If it sounds like Aaron Lewis is long past defending his Country music pedigree, that would be a correct assessment. Lewis would prefer the music speak for itself and, with the release of SINNER, Lewis’ stunning Dot Records follow-up to his groundbreaking full-length solo debut The Road in 2012, any would-be detractors will be pretty much out of ammo.
Lewis, however, is not. SINNER blasts through today’s Country music doldrums like a shot of 100-proof whiskey, with the singer making zero compromises with either himself or the restrictions of a format that seems to have abandoned its rougher tendencies in favor of pop and ‘70s rock inclinations largely lacking in grit.
“I’d like to think that SINNER is a newer take on classic, traditional Outlaw Country, Waylon and Merle and Willie, and Hank Jr. and Johnny Cash and all that stuff,” says Lewis. “That was the music I heard as a kid, and that’s the Country music that permeated my soul and stuck with me my whole life.”
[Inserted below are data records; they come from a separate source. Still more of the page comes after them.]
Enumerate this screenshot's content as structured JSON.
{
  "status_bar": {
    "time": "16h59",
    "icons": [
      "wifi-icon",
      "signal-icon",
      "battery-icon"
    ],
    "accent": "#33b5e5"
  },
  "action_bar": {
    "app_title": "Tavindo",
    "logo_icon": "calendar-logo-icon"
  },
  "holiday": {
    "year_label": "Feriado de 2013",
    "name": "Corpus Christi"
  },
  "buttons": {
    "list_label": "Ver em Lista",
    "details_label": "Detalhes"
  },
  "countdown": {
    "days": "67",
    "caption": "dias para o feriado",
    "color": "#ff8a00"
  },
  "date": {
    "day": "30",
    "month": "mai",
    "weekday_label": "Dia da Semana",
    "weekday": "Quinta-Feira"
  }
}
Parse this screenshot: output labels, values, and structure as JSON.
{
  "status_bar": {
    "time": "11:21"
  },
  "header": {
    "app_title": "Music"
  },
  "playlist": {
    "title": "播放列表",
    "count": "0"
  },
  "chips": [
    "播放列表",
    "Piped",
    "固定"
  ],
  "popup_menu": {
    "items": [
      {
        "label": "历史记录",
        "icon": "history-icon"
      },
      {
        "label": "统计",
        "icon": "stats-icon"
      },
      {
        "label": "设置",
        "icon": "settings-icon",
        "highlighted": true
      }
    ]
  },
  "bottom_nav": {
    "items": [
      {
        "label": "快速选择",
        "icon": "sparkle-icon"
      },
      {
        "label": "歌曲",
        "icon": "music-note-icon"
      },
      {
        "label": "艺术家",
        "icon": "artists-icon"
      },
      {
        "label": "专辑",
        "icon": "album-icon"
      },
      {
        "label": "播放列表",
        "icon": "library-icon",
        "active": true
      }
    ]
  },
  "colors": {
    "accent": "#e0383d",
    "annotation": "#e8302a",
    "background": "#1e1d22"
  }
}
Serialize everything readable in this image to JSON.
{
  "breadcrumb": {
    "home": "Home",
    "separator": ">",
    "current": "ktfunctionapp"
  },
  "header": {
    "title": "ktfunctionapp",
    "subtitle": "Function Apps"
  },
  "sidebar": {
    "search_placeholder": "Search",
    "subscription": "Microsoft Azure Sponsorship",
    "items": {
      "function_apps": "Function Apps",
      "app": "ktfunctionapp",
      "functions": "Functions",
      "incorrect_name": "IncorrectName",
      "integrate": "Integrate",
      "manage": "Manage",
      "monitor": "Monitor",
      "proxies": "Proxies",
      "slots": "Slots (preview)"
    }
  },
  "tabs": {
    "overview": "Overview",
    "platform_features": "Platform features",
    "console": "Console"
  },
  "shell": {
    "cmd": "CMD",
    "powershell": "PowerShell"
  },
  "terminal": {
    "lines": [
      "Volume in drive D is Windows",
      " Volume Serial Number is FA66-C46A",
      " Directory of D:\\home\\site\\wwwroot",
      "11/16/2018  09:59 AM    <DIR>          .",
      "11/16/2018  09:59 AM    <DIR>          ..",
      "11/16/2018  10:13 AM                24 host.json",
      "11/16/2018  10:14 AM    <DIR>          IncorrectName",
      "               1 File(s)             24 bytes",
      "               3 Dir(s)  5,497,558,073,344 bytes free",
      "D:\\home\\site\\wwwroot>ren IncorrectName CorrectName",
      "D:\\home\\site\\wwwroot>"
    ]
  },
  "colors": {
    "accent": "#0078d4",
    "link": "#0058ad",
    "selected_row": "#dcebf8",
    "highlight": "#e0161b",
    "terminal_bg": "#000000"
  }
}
Lewis admits he “didn’t really pay attention to any of the Country music in between” that early Outlaw exposure and his emergence as a new voice for the genre with the release of “Country Boy” on the Town Line EP in 2011. “I was too busy going down the road of one day ending up being in a rock band, and revolting against the music I was basically force-fed as a kid,” he says. “I finally came around full circle, and this music crept back into my life. My plumber at the time bet me that I wouldn’t write a Country song, so I sat down and wrote ‘Country Boy,’ and the rest is history.”